→ What needs to be done
Look through the material below and say how many of its lines carry the string "moderated". Only the number should be given.
***
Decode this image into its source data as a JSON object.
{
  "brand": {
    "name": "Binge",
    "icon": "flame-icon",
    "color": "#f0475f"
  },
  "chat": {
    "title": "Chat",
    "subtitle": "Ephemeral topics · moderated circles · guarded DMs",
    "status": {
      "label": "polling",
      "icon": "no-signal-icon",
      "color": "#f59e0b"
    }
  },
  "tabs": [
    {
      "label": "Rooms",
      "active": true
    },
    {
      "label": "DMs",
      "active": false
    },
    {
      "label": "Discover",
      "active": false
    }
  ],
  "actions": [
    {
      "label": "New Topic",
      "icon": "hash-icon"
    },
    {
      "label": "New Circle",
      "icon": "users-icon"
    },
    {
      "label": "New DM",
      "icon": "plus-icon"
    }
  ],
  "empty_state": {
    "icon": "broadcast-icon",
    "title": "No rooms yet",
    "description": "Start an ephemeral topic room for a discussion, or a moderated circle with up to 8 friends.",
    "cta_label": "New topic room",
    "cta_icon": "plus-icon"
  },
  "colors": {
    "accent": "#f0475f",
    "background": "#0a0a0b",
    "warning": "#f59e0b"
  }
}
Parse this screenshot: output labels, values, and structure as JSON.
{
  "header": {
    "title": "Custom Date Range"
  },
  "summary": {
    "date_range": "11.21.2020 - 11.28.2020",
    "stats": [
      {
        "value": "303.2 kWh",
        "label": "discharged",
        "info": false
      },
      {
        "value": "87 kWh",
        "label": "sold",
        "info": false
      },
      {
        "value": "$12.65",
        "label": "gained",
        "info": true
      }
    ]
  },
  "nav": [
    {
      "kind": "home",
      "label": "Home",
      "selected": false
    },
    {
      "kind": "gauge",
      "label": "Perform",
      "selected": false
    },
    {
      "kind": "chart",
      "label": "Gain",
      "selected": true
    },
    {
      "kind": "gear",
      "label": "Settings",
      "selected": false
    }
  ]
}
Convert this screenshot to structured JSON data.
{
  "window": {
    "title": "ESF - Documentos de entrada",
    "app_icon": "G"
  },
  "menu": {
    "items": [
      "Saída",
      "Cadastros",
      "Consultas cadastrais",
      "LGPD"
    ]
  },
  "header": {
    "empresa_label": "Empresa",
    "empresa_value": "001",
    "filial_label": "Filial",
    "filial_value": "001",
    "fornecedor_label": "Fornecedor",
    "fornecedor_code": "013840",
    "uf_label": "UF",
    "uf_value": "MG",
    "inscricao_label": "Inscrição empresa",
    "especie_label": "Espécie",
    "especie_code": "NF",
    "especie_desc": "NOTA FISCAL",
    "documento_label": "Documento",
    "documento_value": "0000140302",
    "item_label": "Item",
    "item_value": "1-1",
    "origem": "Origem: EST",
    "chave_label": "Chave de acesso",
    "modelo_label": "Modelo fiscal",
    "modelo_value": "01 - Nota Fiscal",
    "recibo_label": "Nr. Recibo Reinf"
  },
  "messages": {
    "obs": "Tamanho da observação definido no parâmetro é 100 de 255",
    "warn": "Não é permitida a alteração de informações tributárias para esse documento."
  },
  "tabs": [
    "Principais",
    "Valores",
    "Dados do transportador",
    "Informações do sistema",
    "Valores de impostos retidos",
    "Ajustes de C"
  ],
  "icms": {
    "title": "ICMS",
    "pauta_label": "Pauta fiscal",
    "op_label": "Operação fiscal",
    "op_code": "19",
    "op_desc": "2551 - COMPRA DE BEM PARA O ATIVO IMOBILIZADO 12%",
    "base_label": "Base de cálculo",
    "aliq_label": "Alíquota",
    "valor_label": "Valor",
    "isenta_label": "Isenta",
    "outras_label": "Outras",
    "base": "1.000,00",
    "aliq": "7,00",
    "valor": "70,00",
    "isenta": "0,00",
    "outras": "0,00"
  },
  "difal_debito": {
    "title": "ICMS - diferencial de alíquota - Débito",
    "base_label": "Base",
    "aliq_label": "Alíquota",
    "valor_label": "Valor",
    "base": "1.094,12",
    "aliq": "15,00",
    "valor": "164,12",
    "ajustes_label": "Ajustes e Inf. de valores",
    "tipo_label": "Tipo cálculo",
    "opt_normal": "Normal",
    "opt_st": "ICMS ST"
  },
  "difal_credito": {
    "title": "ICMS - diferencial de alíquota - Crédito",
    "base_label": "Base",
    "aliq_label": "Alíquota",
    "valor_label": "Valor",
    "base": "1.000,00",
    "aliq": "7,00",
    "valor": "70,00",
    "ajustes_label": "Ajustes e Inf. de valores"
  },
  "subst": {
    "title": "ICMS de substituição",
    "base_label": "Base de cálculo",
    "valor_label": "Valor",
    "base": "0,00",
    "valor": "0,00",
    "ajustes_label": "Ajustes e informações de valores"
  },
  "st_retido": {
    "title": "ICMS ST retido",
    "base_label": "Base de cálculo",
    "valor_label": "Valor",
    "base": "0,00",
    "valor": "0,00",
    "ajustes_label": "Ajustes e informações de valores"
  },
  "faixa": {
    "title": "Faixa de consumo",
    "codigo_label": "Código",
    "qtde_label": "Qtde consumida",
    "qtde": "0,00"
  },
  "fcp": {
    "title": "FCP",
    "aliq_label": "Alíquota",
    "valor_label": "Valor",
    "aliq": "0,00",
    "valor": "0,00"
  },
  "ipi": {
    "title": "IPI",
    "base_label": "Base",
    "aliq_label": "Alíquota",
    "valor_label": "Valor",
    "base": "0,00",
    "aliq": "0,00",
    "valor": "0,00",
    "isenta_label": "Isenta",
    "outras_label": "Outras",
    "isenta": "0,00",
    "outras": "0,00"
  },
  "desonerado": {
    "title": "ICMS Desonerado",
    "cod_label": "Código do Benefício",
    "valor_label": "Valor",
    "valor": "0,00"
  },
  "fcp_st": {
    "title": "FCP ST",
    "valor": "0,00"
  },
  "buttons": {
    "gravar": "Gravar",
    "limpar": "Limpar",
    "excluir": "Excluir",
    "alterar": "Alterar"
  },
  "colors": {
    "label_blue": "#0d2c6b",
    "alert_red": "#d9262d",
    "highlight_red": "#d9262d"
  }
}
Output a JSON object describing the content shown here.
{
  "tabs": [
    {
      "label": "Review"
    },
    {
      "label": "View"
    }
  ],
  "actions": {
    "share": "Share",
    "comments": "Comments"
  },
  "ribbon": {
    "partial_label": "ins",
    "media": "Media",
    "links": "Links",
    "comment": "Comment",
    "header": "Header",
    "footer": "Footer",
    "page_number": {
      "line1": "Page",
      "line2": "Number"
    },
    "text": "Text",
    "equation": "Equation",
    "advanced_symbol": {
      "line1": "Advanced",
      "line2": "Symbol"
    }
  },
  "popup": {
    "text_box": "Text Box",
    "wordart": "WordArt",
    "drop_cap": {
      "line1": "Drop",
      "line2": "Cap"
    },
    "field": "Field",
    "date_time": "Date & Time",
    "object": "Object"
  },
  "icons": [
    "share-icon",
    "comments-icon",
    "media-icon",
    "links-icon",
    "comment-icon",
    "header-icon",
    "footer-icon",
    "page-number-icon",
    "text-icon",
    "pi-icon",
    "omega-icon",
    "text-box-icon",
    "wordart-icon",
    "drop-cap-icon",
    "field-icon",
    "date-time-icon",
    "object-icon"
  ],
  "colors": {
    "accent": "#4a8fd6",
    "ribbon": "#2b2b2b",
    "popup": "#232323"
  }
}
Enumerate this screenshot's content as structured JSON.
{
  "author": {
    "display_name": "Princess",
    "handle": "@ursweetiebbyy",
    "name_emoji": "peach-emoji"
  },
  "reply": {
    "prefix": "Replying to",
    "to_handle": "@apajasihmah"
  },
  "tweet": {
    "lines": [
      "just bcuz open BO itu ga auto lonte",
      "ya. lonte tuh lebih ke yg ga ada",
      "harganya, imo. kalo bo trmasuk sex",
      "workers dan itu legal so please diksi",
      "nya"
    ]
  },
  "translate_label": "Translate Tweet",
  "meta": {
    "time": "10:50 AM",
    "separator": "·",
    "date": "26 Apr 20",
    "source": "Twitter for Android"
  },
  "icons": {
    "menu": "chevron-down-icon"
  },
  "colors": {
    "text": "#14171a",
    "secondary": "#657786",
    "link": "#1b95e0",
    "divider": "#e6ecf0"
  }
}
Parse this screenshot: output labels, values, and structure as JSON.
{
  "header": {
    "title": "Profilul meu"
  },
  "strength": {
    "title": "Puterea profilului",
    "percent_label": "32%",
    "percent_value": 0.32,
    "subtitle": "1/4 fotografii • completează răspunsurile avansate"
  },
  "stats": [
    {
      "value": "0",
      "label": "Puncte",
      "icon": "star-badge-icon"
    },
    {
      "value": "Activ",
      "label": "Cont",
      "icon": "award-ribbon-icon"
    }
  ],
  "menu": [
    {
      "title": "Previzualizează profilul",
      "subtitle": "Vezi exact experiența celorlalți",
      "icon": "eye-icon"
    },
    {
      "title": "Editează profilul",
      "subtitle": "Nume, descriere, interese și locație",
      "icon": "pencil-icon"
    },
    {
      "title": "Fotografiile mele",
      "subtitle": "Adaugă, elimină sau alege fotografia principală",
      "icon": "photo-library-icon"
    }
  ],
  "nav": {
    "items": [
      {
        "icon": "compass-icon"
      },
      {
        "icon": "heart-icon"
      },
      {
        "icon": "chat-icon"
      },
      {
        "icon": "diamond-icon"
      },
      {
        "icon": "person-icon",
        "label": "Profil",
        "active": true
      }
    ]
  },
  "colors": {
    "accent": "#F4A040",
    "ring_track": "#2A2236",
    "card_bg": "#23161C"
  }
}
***
→ Answer box
2